FFRF Tulsa chapter President Randy Bradley holds a marriage certificate. “The chapter was interested in making sure that the county was not reserving any special privileges for superstitious nonsense. We felt that religious affiliation should not reserve special privileges for anyone.”
Nontheists wanting to say “I do” without clergy involvement in Tulsa County, Okla., may now do so, thanks to members of FFRF’s Tulsa chapter.
“Up until now, the religious community has had a monopoly on who can officiate at weddings,” Bill Dusenberry, an FFRF member and coordinator of the Tulsa Coalition of Reason, told the Tulsa World.
Randy Bradley, president of FFRF’s Tulsa chapter; William Poire, FFRF member and president of the Atheist Community of Tulsa; and Dusenberry registered April 28 with the county to officiate at weddings.
Poire said it’s the first time celebrants approved by FFRF were registered. Dusenberry, who led the effort, said having secular celebrants will add to the celebratory atmosphere and cohesiveness associated with being married by a person who’s a member of one’s group.
FFRF’er Ron McDaniel’s research of the state statute led Dusenberry to the county, because Oklahoma makes counties the final arbiters. The county Court Clerk’s Office accepted the Tulsa FFRF chapter as the equivalent of an ordaining organization for the purpose of approving celebrants. FFRF member Larry Roth designed the required letterhead stationery.
Jason Jones, supervisor of the Family Division in the Court Clerk’s Office, said the three FFRF applicants presented letters stating they met that organization’s requirements as celebrants. “That’s good enough for us to issue the license,” Jones said.
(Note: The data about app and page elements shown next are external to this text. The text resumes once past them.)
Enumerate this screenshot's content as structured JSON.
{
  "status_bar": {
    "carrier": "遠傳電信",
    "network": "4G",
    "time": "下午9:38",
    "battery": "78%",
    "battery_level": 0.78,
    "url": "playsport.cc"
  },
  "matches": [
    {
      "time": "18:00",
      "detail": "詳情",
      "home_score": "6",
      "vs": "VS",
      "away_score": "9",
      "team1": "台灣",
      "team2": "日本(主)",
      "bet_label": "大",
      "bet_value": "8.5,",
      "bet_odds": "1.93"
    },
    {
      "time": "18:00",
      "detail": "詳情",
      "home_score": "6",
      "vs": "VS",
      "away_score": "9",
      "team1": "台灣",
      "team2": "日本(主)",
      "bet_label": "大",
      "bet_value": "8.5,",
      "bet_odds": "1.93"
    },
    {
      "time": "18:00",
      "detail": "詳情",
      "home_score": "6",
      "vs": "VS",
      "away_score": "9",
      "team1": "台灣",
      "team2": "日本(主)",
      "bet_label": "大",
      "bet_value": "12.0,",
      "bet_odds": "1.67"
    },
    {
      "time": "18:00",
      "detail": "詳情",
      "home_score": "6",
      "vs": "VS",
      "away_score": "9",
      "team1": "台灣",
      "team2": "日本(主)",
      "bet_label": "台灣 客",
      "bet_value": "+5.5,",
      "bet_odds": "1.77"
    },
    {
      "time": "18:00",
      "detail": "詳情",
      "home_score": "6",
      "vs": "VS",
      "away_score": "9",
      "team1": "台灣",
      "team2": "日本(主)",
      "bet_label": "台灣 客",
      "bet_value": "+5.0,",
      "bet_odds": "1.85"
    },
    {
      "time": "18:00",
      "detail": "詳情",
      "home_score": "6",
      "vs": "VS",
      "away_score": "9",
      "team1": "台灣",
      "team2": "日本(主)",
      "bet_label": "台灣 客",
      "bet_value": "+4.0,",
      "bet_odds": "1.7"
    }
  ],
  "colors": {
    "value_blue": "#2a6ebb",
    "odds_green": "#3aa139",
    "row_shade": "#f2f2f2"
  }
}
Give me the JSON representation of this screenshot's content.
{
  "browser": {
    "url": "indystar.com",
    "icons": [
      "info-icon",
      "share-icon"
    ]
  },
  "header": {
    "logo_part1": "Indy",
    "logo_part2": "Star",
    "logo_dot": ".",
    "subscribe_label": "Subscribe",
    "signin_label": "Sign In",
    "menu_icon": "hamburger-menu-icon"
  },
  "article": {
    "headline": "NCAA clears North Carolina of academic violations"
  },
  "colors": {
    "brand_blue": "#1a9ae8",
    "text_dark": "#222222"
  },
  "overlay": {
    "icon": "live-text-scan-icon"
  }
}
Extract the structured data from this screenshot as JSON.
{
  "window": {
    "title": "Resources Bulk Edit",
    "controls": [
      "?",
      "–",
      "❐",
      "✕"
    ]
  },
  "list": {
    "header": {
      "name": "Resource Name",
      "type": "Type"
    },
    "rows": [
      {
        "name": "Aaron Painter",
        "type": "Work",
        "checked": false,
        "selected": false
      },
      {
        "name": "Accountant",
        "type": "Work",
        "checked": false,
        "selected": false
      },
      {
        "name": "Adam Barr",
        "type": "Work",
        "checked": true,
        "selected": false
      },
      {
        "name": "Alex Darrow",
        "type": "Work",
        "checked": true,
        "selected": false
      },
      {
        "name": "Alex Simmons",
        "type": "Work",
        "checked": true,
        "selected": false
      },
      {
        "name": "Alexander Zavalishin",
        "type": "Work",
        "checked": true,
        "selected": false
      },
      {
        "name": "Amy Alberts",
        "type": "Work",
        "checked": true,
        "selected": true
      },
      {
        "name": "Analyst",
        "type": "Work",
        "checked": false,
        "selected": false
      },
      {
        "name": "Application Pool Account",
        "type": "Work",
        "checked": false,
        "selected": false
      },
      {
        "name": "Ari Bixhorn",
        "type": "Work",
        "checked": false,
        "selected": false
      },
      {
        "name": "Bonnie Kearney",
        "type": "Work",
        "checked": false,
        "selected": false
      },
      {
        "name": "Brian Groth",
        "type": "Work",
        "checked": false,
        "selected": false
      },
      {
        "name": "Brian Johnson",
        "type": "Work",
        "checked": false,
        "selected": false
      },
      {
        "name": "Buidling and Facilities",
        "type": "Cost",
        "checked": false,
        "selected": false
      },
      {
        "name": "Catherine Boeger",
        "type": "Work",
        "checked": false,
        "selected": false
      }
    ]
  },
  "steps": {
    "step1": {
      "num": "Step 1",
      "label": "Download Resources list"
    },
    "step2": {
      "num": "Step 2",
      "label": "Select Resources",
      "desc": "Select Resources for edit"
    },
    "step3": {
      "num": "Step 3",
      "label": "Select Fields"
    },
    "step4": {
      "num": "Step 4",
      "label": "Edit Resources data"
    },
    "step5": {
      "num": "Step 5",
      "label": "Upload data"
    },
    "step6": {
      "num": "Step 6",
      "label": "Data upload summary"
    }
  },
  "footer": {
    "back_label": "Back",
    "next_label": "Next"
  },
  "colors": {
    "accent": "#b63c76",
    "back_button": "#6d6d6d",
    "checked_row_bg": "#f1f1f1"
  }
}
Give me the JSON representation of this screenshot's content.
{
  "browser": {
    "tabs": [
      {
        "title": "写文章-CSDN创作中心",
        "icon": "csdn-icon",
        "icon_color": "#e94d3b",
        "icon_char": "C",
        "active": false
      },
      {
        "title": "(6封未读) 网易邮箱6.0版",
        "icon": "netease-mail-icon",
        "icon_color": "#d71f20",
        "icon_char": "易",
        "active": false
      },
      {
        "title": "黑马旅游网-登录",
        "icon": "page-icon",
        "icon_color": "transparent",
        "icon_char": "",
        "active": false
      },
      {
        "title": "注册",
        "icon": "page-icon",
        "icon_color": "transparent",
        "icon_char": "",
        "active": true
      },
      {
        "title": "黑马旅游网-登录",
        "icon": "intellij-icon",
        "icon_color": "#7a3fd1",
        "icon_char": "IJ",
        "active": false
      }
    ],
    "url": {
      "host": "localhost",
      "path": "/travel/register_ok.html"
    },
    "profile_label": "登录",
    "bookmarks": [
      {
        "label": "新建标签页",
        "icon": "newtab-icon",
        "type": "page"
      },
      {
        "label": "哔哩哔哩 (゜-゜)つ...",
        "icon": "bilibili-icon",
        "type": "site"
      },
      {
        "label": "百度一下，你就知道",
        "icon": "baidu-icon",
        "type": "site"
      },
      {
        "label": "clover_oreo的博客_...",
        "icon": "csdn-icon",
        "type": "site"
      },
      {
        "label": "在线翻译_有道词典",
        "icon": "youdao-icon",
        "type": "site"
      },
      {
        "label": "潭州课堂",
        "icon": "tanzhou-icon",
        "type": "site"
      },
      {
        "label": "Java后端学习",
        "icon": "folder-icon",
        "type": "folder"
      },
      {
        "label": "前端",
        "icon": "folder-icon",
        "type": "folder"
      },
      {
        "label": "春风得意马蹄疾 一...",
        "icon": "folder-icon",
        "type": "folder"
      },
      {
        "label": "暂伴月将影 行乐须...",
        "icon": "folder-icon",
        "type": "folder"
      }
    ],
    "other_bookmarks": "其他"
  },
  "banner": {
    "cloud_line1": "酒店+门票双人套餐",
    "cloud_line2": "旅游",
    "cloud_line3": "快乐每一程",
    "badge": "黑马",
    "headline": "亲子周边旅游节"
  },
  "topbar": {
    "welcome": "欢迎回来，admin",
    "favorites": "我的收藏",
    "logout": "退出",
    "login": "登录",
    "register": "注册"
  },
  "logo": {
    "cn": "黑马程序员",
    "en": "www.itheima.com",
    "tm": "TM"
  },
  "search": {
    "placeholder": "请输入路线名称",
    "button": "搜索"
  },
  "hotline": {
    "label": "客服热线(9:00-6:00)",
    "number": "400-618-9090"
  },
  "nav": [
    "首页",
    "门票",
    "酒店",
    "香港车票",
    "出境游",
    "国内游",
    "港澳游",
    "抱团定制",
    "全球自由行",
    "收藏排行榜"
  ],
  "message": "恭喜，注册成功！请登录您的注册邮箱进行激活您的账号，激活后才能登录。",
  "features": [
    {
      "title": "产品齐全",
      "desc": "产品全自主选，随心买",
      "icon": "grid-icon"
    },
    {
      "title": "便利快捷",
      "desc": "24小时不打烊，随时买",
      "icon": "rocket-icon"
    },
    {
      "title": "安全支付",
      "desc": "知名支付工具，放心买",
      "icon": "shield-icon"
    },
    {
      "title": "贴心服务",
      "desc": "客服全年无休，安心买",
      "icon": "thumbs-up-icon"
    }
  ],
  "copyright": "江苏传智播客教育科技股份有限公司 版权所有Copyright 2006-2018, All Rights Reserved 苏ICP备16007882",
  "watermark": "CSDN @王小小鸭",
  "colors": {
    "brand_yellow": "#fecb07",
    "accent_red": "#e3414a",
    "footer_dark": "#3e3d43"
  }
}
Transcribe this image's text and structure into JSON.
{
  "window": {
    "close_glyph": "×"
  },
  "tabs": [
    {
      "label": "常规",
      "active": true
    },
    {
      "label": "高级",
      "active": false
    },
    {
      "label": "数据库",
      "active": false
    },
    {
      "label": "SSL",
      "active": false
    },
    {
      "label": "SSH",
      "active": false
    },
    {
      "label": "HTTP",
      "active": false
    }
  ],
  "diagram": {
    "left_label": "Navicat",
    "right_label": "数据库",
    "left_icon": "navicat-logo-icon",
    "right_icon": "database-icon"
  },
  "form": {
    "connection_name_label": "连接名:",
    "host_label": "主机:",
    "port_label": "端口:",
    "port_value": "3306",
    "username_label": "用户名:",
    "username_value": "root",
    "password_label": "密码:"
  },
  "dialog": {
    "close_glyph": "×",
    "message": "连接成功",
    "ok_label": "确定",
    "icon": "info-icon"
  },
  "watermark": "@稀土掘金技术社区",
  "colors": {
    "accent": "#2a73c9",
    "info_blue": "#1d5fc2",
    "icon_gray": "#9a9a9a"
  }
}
Dusenberry said the chapter has developed an application process for prospective celebrants and for couples seeking a ceremony.